When it come down to personal preference, it all depend on individuals liking. For vocals like Jazz MQA will make it sounds more ‘analogue’ with thicker midrange and warmer sound. For orchestra music which emphasis on the highs, I prefer the original master, it is more dynamic, livier, more ‘air’, better sound staging and imaging.
My take is the sonic signature difference between both has to do with the type of filters used; MQA uses minimum phase slow roll-off while original master uses linear sharp cut-off filter. Do note, MQA is derived from the original master which is termed ‘processed’ MQA.
Your right MQA feels more analogue which my ears respond to better. I could not listen to the PCM version for long it was to fatiguing.
This is an interesting recording for a couple of reasons. Firstly there are cues which suggest she or the engineers didn’t know enough about what they were doing. The microphone craft is poor in places with lots of pops and plops when she releases too much air towards the microphone which seems to be under damped. Clearly audible, even on the CD version. Secondly I feel this was never intended for consumption in its mastered form, rather it was mastered in a way that was designed with the knowledge that it would lose something in the transfer to vinyl, taking some of that edginess off the final record. So is what we are hearing a straight MQA transfer or has some amount of licence been taken in the process of that transfer?

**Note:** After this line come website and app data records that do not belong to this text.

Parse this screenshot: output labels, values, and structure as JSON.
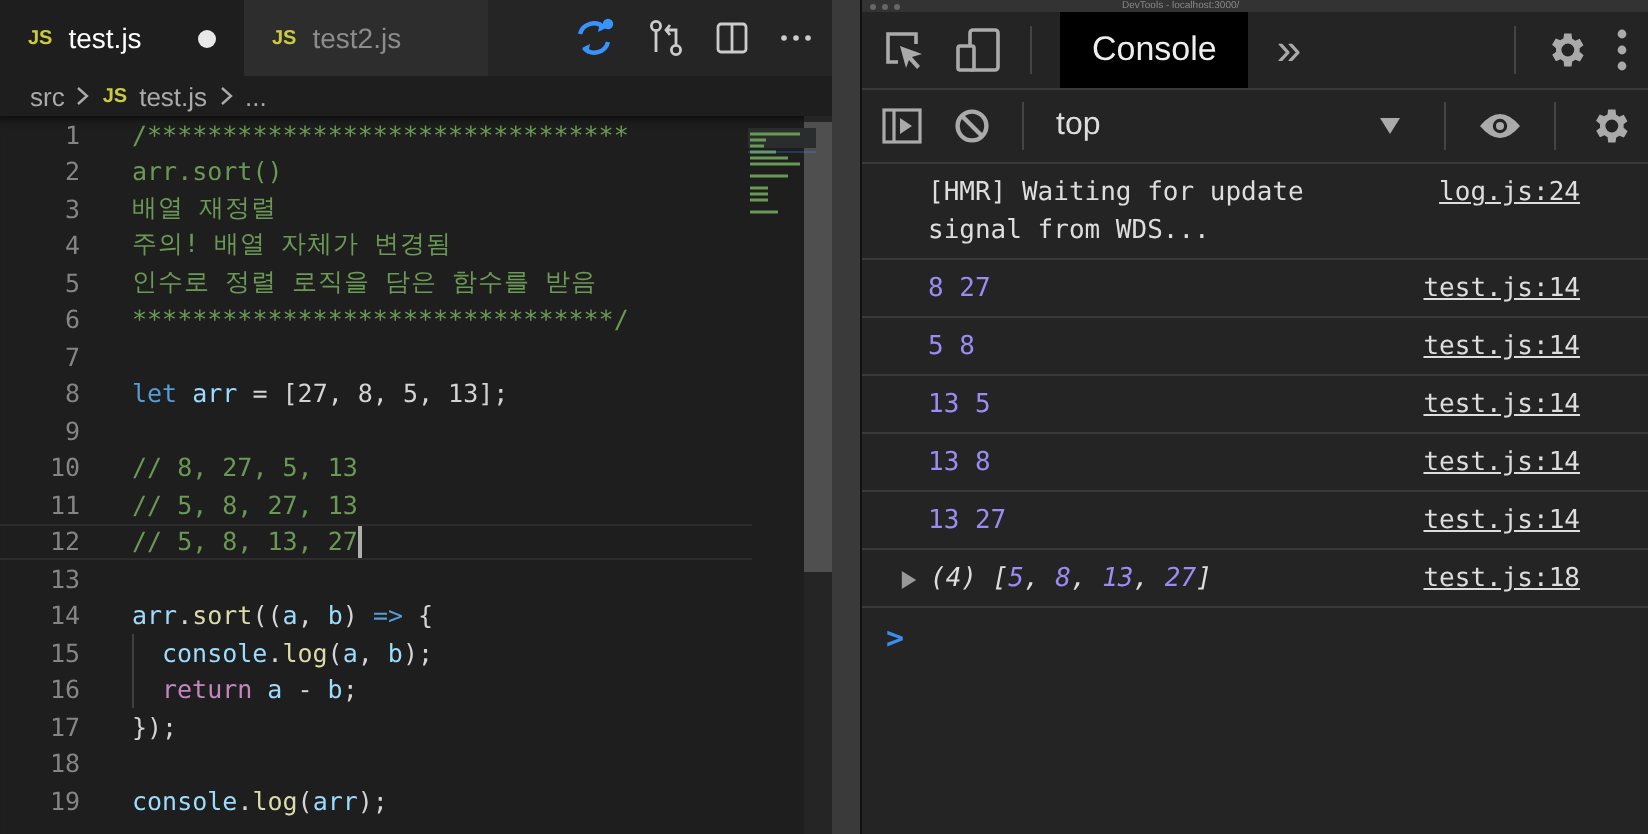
{
  "editor": {
    "tabs": [
      {
        "badge": "JS",
        "label": "test.js",
        "selected": true,
        "dirty": true
      },
      {
        "badge": "JS",
        "label": "test2.js",
        "selected": false,
        "dirty": false
      }
    ],
    "breadcrumb": {
      "folder": "src",
      "badge": "JS",
      "file": "test.js",
      "more": "..."
    },
    "lines": [
      {
        "number": "1",
        "tokens": [
          {
            "text": "/********************************",
            "kind": "comment"
          }
        ]
      },
      {
        "number": "2",
        "tokens": [
          {
            "text": "arr.sort()",
            "kind": "comment"
          }
        ]
      },
      {
        "number": "3",
        "tokens": [
          {
            "text": "배열 재정렬",
            "kind": "comment"
          }
        ]
      },
      {
        "number": "4",
        "tokens": [
          {
            "text": "주의! 배열 자체가 변경됨",
            "kind": "comment"
          }
        ]
      },
      {
        "number": "5",
        "tokens": [
          {
            "text": "인수로 정렬 로직을 담은 함수를 받음",
            "kind": "comment"
          }
        ]
      },
      {
        "number": "6",
        "tokens": [
          {
            "text": "********************************/",
            "kind": "comment"
          }
        ]
      },
      {
        "number": "7"
      },
      {
        "number": "8",
        "tokens": [
          {
            "text": "let",
            "kind": "keyword"
          },
          {
            "text": " arr",
            "kind": "variable"
          },
          {
            "text": " = [27, 8, 5, 13];",
            "kind": "plain"
          }
        ]
      },
      {
        "number": "9"
      },
      {
        "number": "10",
        "tokens": [
          {
            "text": "// 8, 27, 5, 13",
            "kind": "comment"
          }
        ]
      },
      {
        "number": "11",
        "tokens": [
          {
            "text": "// 5, 8, 27, 13",
            "kind": "comment"
          }
        ]
      },
      {
        "number": "12",
        "current": true,
        "tokens": [
          {
            "text": "// 5, 8, 13, 27",
            "kind": "comment"
          }
        ]
      },
      {
        "number": "13"
      },
      {
        "number": "14",
        "tokens": [
          {
            "text": "arr",
            "kind": "variable"
          },
          {
            "text": ".",
            "kind": "plain"
          },
          {
            "text": "sort",
            "kind": "function"
          },
          {
            "text": "((",
            "kind": "plain"
          },
          {
            "text": "a",
            "kind": "variable"
          },
          {
            "text": ", ",
            "kind": "plain"
          },
          {
            "text": "b",
            "kind": "variable"
          },
          {
            "text": ") ",
            "kind": "plain"
          },
          {
            "text": "=>",
            "kind": "keyword"
          },
          {
            "text": " {",
            "kind": "plain"
          }
        ]
      },
      {
        "number": "15",
        "indent": true,
        "tokens": [
          {
            "text": "console",
            "kind": "variable"
          },
          {
            "text": ".",
            "kind": "plain"
          },
          {
            "text": "log",
            "kind": "function"
          },
          {
            "text": "(",
            "kind": "plain"
          },
          {
            "text": "a",
            "kind": "variable"
          },
          {
            "text": ", ",
            "kind": "plain"
          },
          {
            "text": "b",
            "kind": "variable"
          },
          {
            "text": ");",
            "kind": "plain"
          }
        ]
      },
      {
        "number": "16",
        "indent": true,
        "tokens": [
          {
            "text": "return",
            "kind": "control"
          },
          {
            "text": " a",
            "kind": "variable"
          },
          {
            "text": " - ",
            "kind": "plain"
          },
          {
            "text": "b",
            "kind": "variable"
          },
          {
            "text": ";",
            "kind": "plain"
          }
        ]
      },
      {
        "number": "17",
        "tokens": [
          {
            "text": "});",
            "kind": "plain"
          }
        ]
      },
      {
        "number": "18"
      },
      {
        "number": "19",
        "tokens": [
          {
            "text": "console",
            "kind": "variable"
          },
          {
            "text": ".",
            "kind": "plain"
          },
          {
            "text": "log",
            "kind": "function"
          },
          {
            "text": "(",
            "kind": "plain"
          },
          {
            "text": "arr",
            "kind": "variable"
          },
          {
            "text": ");",
            "kind": "plain"
          }
        ]
      }
    ]
  },
  "devtools": {
    "title": "DevTools - localhost:3000/",
    "tabs": [
      {
        "label": "Console",
        "selected": true
      }
    ],
    "more": "»",
    "context": "top",
    "messages": [
      {
        "kind": "text",
        "text": "[HMR] Waiting for update signal from WDS...",
        "source": "log.js:24"
      },
      {
        "kind": "values",
        "text": "8 27",
        "source": "test.js:14"
      },
      {
        "kind": "values",
        "text": "5 8",
        "source": "test.js:14"
      },
      {
        "kind": "values",
        "text": "13 5",
        "source": "test.js:14"
      },
      {
        "kind": "values",
        "text": "13 8",
        "source": "test.js:14"
      },
      {
        "kind": "values",
        "text": "13 27",
        "source": "test.js:14"
      },
      {
        "kind": "array",
        "expanded": false,
        "tokens": [
          {
            "text": "(4) [",
            "kind": "punct"
          },
          {
            "text": "5",
            "kind": "number"
          },
          {
            "text": ", ",
            "kind": "punct"
          },
          {
            "text": "8",
            "kind": "number"
          },
          {
            "text": ", ",
            "kind": "punct"
          },
          {
            "text": "13",
            "kind": "number"
          },
          {
            "text": ", ",
            "kind": "punct"
          },
          {
            "text": "27",
            "kind": "number"
          },
          {
            "text": "]",
            "kind": "punct"
          }
        ],
        "source": "test.js:18"
      }
    ],
    "prompt": ">"
  }
}
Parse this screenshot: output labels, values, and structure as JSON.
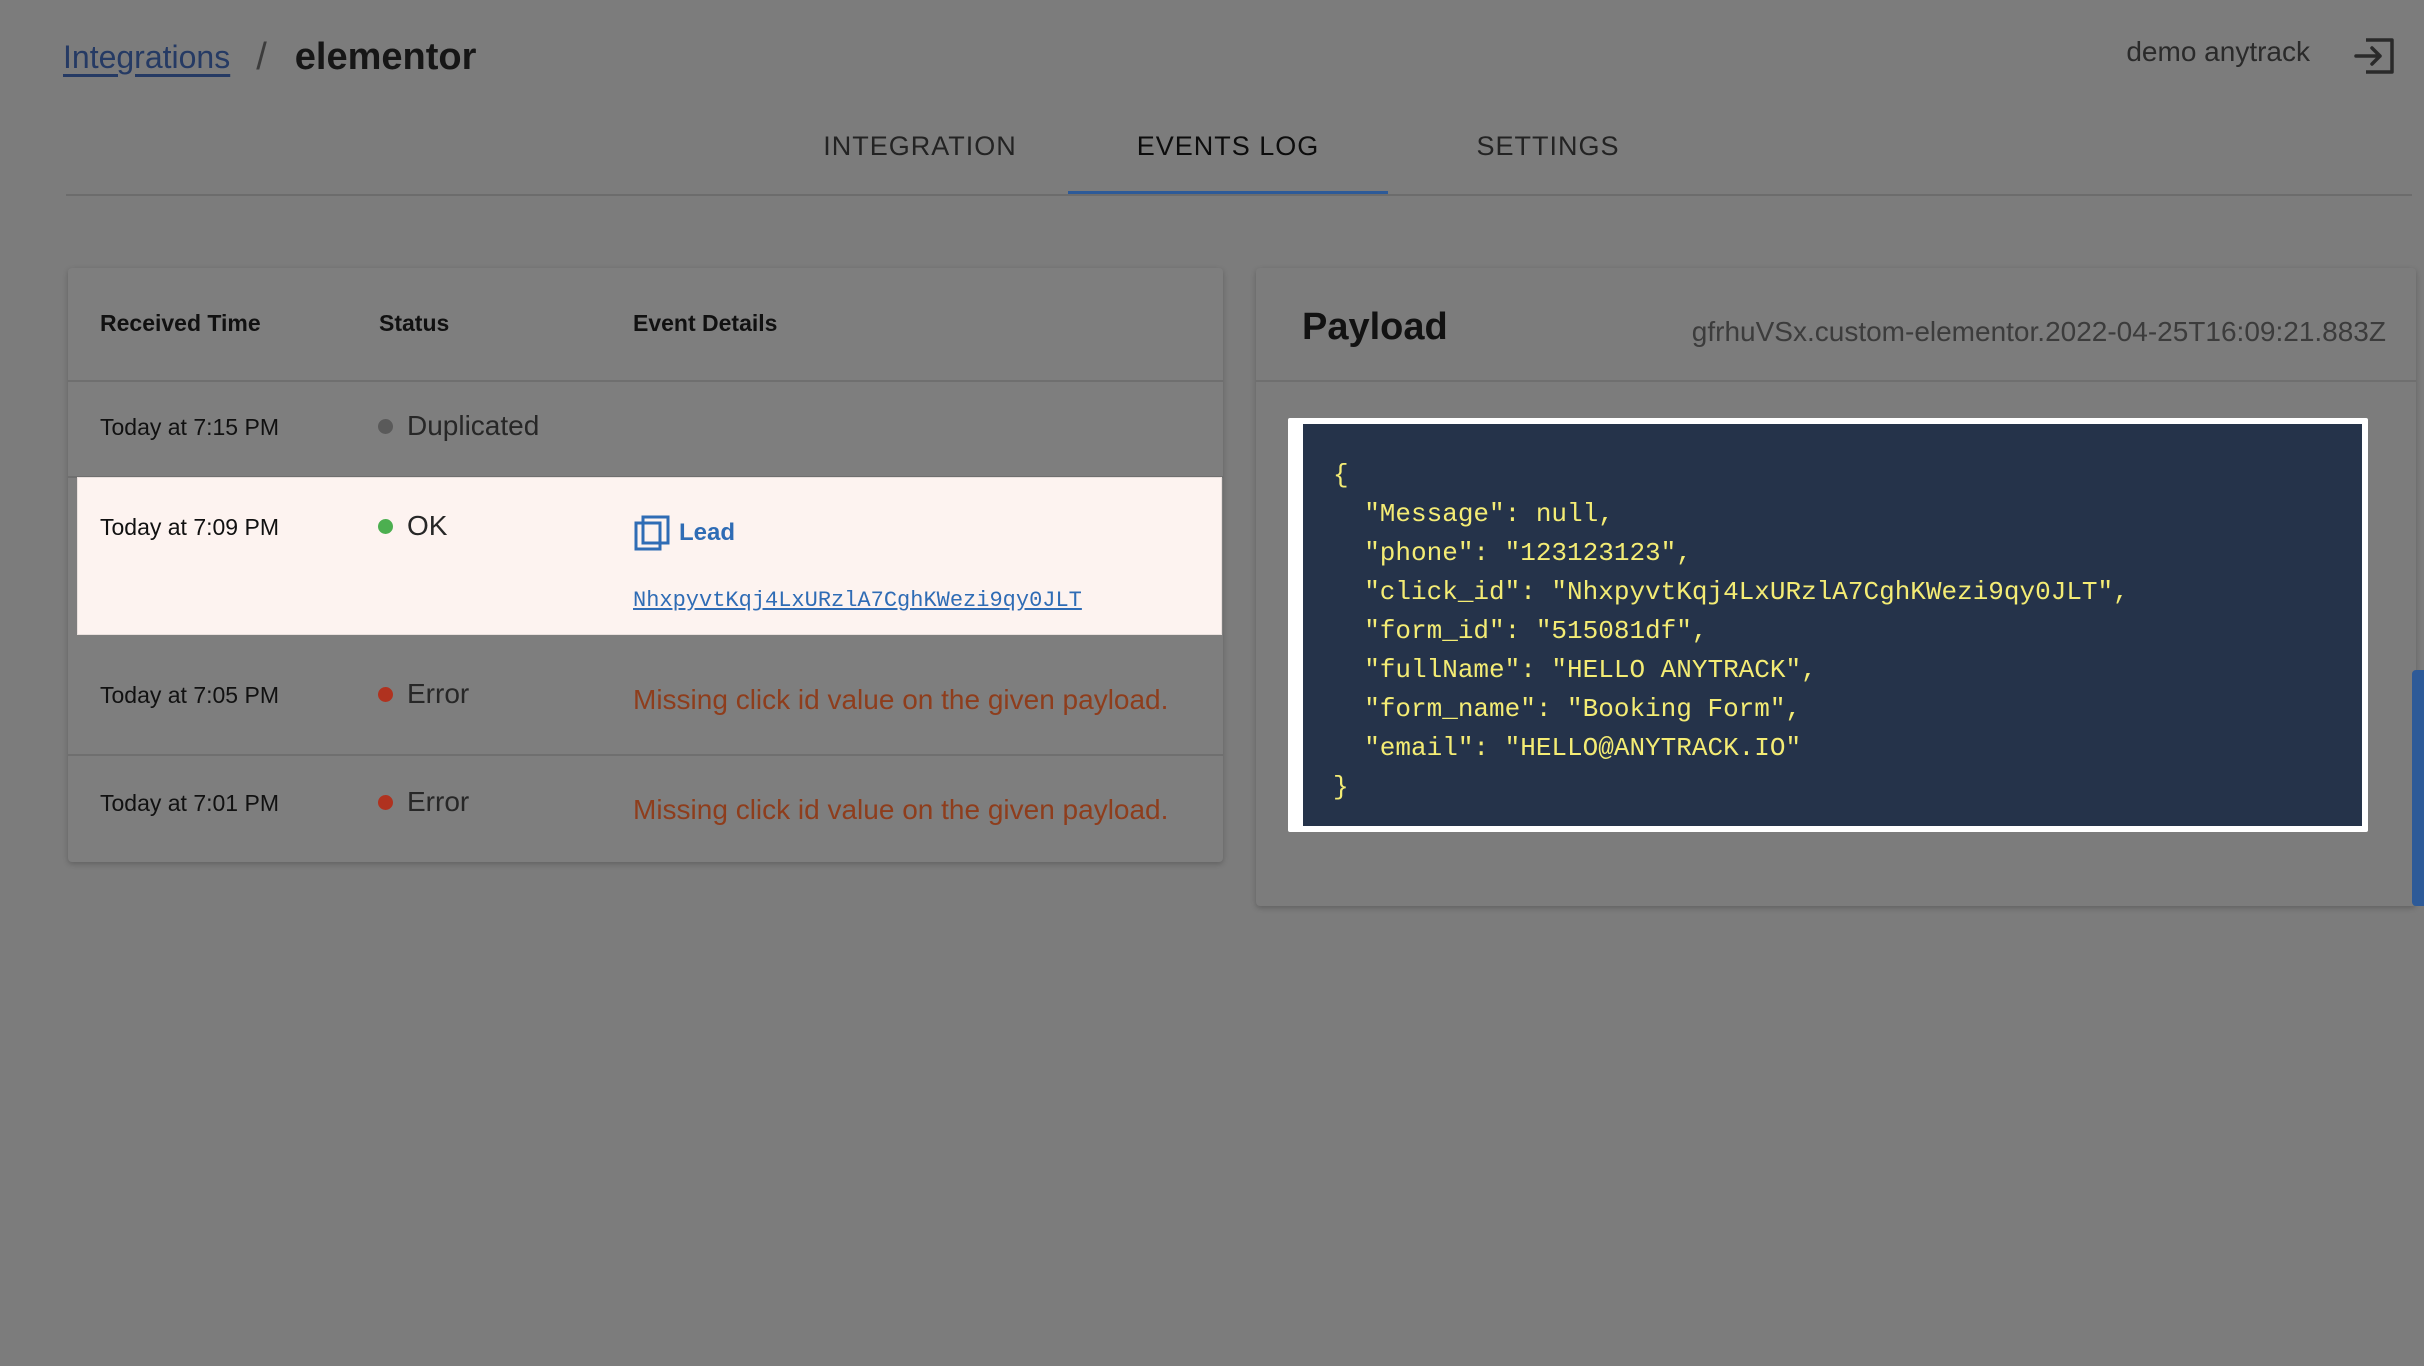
{
  "header": {
    "breadcrumb_link": "Integrations",
    "breadcrumb_separator": "/",
    "breadcrumb_current": "elementor",
    "user_name": "demo anytrack",
    "logout_icon": "logout-icon"
  },
  "tabs": [
    {
      "label": "INTEGRATION",
      "active": false
    },
    {
      "label": "EVENTS LOG",
      "active": true
    },
    {
      "label": "SETTINGS",
      "active": false
    }
  ],
  "events": {
    "columns": [
      "Received Time",
      "Status",
      "Event Details"
    ],
    "rows": [
      {
        "time": "Today at 7:15 PM",
        "status": "Duplicated",
        "status_color": "#5a5a5a",
        "details": ""
      },
      {
        "time": "Today at 7:09 PM",
        "status": "OK",
        "status_color": "#4caf50",
        "event_type": "Lead",
        "click_id": "NhxpyvtKqj4LxURzlA7CghKWezi9qy0JLT",
        "selected": true
      },
      {
        "time": "Today at 7:05 PM",
        "status": "Error",
        "status_color": "#b0321f",
        "details": "Missing click id value on the given payload."
      },
      {
        "time": "Today at 7:01 PM",
        "status": "Error",
        "status_color": "#b0321f",
        "details": "Missing click id value on the given payload."
      }
    ]
  },
  "payload": {
    "title": "Payload",
    "id": "gfrhuVSx.custom-elementor.2022-04-25T16:09:21.883Z",
    "json_text": "{\n  \"Message\": null,\n  \"phone\": \"123123123\",\n  \"click_id\": \"NhxpyvtKqj4LxURzlA7CghKWezi9qy0JLT\",\n  \"form_id\": \"515081df\",\n  \"fullName\": \"HELLO ANYTRACK\",\n  \"form_name\": \"Booking Form\",\n  \"email\": \"HELLO@ANYTRACK.IO\"\n}"
  },
  "colors": {
    "accent": "#2d5a98",
    "link": "#2f6cb5",
    "error_text": "#8e3d1c",
    "code_bg": "#25334a",
    "code_text": "#f4ec74"
  }
}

I also listened to the Doors LA Woman again last night on Qobuz and MQA on Tidal. What I thought was artefacts on the MQA are actually present on the master on Qobuz too. I never noticed this on my vinyl copy so must be the digitzation of the original master. These I did not prefer one over the other and found them both not very pleasant it listen to over the length of the album. So will stick to vinyl for this one.
I’ve read through most all the posts here. Simple question - is an MQA DAC worth the $$$?
There is a very large price range of MQA DAC, starting from USD99.